<<<<

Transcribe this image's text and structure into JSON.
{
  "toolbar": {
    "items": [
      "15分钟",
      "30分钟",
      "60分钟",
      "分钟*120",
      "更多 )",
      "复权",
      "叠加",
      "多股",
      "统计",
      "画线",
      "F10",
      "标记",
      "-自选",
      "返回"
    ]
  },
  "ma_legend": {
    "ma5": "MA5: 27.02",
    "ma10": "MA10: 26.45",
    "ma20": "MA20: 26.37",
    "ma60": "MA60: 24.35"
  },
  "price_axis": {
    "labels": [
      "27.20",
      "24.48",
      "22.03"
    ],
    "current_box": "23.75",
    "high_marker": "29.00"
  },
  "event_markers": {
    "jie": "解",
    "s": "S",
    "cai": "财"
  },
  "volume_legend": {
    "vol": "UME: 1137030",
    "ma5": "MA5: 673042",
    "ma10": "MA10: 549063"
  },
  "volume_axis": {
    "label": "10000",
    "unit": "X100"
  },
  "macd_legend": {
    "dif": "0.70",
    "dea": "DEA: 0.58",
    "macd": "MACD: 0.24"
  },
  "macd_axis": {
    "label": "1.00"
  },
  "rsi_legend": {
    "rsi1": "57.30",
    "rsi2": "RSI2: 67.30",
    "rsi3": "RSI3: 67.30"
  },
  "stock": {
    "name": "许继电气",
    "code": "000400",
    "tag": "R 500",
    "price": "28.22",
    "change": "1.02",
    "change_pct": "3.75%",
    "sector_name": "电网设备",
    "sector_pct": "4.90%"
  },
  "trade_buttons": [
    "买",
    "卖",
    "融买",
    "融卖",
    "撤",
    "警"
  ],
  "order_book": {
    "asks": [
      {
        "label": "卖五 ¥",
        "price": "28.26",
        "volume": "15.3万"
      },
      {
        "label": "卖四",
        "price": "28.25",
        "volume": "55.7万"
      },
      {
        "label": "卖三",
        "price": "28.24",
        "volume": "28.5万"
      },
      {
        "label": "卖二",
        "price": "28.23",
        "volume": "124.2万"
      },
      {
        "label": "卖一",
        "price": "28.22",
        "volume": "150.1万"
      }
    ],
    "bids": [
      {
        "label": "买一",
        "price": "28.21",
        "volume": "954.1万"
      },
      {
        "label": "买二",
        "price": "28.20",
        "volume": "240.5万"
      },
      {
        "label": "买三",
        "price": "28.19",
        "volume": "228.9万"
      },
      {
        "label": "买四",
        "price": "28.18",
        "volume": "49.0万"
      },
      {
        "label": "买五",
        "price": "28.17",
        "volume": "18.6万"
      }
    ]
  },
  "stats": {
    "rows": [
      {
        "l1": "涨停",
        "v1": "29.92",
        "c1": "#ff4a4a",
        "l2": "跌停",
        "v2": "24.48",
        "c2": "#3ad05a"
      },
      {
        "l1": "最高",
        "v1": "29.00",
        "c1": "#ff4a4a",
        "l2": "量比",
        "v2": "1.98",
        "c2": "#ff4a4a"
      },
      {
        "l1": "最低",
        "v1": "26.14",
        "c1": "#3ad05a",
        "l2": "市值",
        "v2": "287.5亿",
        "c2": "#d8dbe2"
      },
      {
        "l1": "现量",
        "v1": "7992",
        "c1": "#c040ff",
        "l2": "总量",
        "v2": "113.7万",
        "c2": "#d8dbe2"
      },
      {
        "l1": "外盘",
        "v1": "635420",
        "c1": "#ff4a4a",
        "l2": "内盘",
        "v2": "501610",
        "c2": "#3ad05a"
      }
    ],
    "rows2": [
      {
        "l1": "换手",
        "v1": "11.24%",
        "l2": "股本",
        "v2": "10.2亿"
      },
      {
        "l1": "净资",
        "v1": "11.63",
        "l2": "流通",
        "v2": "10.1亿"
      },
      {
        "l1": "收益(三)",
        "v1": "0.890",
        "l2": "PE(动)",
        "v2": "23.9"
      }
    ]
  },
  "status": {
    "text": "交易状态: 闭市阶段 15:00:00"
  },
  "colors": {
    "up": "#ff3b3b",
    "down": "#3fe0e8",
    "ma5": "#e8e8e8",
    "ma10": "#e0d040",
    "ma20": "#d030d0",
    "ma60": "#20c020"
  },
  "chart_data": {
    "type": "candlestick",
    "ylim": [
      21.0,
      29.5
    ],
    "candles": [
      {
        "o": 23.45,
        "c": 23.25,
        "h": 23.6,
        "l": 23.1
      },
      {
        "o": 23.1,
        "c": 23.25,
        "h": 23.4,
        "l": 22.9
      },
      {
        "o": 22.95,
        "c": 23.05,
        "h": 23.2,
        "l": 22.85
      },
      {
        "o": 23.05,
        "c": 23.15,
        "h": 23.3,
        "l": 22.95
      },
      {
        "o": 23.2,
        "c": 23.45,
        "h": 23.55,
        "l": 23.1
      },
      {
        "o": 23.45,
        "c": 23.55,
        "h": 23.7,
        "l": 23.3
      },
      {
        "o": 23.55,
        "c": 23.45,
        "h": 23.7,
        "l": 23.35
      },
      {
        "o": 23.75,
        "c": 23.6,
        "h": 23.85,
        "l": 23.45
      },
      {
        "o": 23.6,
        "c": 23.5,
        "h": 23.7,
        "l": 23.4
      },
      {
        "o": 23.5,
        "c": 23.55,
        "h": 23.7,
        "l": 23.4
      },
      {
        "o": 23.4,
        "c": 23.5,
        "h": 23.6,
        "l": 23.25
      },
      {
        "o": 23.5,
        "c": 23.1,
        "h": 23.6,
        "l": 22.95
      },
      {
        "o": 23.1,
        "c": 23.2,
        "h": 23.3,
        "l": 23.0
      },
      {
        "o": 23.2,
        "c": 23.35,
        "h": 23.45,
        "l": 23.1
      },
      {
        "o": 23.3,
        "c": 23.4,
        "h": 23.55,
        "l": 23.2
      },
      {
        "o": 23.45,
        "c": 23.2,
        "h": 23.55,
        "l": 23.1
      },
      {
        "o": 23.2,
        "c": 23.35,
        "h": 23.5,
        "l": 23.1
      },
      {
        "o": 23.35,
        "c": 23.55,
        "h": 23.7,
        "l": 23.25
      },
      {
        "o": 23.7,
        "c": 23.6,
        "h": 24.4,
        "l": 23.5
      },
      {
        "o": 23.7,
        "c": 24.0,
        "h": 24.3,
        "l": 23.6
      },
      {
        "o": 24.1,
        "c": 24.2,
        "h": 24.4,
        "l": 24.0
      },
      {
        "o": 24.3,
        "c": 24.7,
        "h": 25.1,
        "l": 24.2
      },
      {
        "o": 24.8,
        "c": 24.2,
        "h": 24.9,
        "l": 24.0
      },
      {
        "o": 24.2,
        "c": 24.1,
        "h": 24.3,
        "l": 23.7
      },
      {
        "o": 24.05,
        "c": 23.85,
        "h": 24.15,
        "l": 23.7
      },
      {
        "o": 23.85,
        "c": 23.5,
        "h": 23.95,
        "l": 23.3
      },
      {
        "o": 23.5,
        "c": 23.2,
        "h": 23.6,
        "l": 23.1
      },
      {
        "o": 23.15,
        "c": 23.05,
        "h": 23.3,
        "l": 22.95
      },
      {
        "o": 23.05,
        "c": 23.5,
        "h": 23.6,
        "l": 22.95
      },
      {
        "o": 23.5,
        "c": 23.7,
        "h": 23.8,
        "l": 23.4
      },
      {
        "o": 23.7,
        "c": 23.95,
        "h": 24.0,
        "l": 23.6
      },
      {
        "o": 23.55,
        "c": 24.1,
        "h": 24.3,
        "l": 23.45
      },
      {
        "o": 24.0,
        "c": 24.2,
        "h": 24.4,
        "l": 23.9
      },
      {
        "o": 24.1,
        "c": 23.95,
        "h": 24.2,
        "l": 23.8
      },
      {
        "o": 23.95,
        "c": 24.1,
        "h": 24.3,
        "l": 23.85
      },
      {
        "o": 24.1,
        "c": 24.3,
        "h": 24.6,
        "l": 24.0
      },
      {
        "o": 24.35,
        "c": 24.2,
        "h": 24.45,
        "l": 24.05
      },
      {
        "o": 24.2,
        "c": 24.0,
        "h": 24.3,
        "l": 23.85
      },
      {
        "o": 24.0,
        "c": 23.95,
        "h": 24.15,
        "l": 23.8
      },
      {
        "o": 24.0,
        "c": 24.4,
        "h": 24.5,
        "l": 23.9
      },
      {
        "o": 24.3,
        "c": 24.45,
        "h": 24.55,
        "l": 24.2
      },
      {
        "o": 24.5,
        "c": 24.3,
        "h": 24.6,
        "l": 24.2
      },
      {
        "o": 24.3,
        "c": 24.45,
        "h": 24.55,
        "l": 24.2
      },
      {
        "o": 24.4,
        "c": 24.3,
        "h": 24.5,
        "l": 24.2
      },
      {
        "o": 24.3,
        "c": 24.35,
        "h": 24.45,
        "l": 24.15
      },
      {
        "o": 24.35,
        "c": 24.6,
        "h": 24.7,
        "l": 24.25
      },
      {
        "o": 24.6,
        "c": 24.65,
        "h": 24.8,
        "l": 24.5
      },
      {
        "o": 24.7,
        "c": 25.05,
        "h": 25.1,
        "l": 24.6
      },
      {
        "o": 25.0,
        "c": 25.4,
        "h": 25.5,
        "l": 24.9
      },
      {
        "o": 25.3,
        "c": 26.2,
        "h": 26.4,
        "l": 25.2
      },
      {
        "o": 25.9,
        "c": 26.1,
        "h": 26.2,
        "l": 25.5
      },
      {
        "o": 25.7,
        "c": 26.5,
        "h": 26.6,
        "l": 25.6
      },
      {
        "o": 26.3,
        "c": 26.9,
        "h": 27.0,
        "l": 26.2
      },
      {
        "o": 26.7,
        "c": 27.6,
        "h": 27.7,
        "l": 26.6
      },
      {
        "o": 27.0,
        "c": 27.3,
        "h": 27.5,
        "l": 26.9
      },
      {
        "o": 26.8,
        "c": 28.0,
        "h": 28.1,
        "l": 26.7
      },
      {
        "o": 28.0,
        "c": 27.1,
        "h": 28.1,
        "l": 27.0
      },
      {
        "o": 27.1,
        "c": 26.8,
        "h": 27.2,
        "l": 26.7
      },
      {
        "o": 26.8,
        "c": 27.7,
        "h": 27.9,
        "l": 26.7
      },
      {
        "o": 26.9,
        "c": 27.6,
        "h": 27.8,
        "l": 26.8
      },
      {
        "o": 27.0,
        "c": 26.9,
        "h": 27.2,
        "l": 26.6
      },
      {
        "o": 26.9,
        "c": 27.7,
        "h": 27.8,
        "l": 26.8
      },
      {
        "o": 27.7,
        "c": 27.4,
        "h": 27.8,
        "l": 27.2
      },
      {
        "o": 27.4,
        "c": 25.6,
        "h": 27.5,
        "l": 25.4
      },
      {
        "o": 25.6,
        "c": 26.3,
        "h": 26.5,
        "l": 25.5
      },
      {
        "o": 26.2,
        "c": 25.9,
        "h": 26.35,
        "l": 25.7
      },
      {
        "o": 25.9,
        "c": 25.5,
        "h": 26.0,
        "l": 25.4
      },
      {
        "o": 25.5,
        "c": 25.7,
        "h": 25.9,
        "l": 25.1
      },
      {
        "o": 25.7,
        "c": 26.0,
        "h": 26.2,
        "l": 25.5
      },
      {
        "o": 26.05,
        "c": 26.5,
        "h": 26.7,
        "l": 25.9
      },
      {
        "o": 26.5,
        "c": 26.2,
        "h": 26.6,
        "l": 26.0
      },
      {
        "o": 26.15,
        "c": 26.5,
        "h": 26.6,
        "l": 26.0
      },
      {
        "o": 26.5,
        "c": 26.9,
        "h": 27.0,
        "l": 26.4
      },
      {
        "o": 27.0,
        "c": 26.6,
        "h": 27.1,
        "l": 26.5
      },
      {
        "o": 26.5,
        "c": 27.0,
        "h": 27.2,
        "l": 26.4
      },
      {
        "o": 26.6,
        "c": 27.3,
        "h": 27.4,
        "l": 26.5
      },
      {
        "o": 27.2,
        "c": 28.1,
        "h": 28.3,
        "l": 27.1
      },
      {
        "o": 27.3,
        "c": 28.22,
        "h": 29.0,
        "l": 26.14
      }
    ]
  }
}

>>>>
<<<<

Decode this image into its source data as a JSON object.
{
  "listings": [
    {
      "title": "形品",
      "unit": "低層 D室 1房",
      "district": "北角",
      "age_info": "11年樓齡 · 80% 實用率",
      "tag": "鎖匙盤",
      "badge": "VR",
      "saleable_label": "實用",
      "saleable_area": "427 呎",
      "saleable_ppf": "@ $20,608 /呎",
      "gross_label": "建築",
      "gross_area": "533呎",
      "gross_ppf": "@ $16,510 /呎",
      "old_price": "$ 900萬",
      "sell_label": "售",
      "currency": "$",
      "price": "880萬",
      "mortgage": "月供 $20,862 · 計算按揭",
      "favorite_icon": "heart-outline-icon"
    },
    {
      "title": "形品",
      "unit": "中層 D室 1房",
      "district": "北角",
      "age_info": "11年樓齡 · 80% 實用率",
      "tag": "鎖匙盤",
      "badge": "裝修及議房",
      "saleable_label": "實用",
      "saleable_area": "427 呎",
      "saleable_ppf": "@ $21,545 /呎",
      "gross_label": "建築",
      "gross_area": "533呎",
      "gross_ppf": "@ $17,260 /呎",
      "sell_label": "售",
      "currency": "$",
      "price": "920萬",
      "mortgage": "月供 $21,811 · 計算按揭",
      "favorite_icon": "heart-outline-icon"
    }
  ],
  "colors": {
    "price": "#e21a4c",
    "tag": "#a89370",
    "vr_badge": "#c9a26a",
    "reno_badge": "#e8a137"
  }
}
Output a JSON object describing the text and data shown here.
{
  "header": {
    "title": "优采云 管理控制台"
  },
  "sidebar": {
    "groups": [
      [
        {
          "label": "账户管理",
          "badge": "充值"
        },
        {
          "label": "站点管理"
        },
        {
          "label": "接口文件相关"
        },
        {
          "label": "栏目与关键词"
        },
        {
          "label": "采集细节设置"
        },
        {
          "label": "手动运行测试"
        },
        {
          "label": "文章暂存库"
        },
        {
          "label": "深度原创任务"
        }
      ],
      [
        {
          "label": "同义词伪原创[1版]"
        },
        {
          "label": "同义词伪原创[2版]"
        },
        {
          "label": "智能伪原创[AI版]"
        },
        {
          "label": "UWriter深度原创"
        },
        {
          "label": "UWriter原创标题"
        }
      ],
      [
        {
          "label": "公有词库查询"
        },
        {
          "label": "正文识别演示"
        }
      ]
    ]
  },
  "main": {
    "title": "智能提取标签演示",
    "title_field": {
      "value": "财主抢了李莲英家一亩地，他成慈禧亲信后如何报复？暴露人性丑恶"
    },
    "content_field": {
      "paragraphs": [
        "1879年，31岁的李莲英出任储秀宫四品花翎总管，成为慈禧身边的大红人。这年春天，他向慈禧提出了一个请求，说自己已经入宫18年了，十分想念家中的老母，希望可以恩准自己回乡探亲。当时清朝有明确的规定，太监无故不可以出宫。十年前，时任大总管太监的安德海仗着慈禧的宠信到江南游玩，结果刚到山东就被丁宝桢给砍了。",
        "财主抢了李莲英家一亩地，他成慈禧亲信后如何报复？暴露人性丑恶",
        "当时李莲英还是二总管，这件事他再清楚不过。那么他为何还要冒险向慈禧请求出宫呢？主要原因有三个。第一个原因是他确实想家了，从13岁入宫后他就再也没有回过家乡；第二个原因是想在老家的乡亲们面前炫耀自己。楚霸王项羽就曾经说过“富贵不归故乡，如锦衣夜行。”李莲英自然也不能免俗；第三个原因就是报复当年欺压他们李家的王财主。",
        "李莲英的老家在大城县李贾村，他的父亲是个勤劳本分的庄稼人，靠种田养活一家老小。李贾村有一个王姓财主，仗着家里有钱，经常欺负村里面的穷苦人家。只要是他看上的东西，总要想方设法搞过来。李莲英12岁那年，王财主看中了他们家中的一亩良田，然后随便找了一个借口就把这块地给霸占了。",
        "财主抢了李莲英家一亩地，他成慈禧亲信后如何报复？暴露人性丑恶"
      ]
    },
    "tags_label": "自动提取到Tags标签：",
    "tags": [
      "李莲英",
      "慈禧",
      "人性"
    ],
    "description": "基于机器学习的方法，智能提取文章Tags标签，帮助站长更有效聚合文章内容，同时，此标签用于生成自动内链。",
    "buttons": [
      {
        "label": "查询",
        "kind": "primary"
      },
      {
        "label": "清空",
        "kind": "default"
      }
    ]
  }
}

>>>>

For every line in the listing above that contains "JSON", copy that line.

RESPONSE BOX →
Transcribe this image's text and structure into JSON.
Decode this image into its source data as a JSON object.
Output a JSON object describing the text and data shown here.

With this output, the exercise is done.